The school corporation asked for $253,825 in TIF funding for the iGrad program, which has a goal of attaining a 100-percent graduation rate in BCSC. Officials say that iGrad helps students with academic issues in grades 8 through 12, by increasing educational attainment through additional academic support and mentoring to students who have been identified as “at risk” for not completing high school. The program is about helping students receive the help they need to successfully complete high school, then go on to college, additional training or the work force. Corporation officials note that iGrad is also served by area businesses through internship, and co-op relationships. BCSC says that iGrad currently serves 535 of its students.
BCSC requested $575,000 in funding for the STEM program. STEM is the acronym of science, technology, engineering, and mathematics. School officials say that although the four parts of STEM have been taught independently of each other, the STEM philosophy allows the four parts to all “play an integral part in the teaching of the whole.” They say that STEM education engages students and equips them with critical thinking, problem solving, and creative and collaborative skills that help them establish connections.
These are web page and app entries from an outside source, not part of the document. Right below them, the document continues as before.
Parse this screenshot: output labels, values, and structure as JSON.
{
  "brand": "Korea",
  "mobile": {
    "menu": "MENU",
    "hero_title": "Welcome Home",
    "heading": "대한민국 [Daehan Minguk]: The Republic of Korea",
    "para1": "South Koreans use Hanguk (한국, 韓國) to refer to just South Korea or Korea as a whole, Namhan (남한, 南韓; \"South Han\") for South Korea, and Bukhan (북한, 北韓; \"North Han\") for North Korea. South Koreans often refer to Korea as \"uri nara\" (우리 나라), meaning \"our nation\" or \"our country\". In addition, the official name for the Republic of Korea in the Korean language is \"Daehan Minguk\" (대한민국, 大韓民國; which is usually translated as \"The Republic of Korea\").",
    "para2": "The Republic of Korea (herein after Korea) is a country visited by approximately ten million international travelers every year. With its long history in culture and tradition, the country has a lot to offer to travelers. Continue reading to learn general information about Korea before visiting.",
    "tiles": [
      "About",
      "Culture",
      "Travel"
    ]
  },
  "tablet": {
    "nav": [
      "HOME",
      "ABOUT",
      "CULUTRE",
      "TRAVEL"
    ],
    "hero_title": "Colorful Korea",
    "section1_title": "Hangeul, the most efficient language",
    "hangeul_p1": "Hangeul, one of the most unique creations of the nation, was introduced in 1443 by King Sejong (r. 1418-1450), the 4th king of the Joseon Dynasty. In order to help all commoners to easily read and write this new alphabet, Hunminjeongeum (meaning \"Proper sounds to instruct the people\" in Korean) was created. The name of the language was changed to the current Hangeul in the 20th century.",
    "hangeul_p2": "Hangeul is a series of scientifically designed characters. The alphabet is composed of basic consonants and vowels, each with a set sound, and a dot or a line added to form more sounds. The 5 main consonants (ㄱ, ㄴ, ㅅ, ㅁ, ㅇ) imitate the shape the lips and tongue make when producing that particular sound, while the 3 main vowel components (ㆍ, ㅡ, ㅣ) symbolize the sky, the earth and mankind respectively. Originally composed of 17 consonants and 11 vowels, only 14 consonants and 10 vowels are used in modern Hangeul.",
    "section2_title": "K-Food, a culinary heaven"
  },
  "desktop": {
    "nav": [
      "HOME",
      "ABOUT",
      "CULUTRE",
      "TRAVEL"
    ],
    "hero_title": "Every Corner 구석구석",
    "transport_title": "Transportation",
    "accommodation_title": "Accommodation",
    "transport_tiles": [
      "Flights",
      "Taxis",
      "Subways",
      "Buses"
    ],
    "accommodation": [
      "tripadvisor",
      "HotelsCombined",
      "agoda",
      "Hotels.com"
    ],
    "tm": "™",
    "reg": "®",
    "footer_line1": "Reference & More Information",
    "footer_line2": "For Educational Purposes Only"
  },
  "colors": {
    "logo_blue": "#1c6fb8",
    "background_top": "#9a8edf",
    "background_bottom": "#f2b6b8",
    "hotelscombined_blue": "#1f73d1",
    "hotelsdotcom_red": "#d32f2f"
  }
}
BCSC notes that the STEM Seamless Pathways Project has been developed to help students develop the knowledge-base, skills, and qualifications necessary to meet the local demand for jobs in the fields of mechanical engineering and manufacturing engineering technology. School officials told the Redevelopment Commission that STEM should affect around 60-percent of BCSC students.
BCSC officials also asked for $246,796 for what they call “Transition Planning.” They explain Transition Planning as identifying a student with special needs’ strengths, preferences, interests, as well as the supports needed to succeed. It is about equipping students with better opportunities and education to make good life-choices that will allow them to take care of themselves, find employment and be less likely to be involved in the criminal justice system. carry over into adult life, increased self-determination skills, social skills and work skills needed for job retention, and less involvement with the criminal justice system.
The Redevelopment Commission voted Monday night to approve total funding of both the iGrad and Transition Planning programs, noting their importance in the betterment of the local community and economy. The body also voted to fund the STEM program at just under $250,000. The agreement is for one year, though BCSC and the Redevelopment Commission indicated that future funding would be asked for, and likely granted, should the first year prove successful.
The funding request will go before the city council for final approval, due to the amount requested.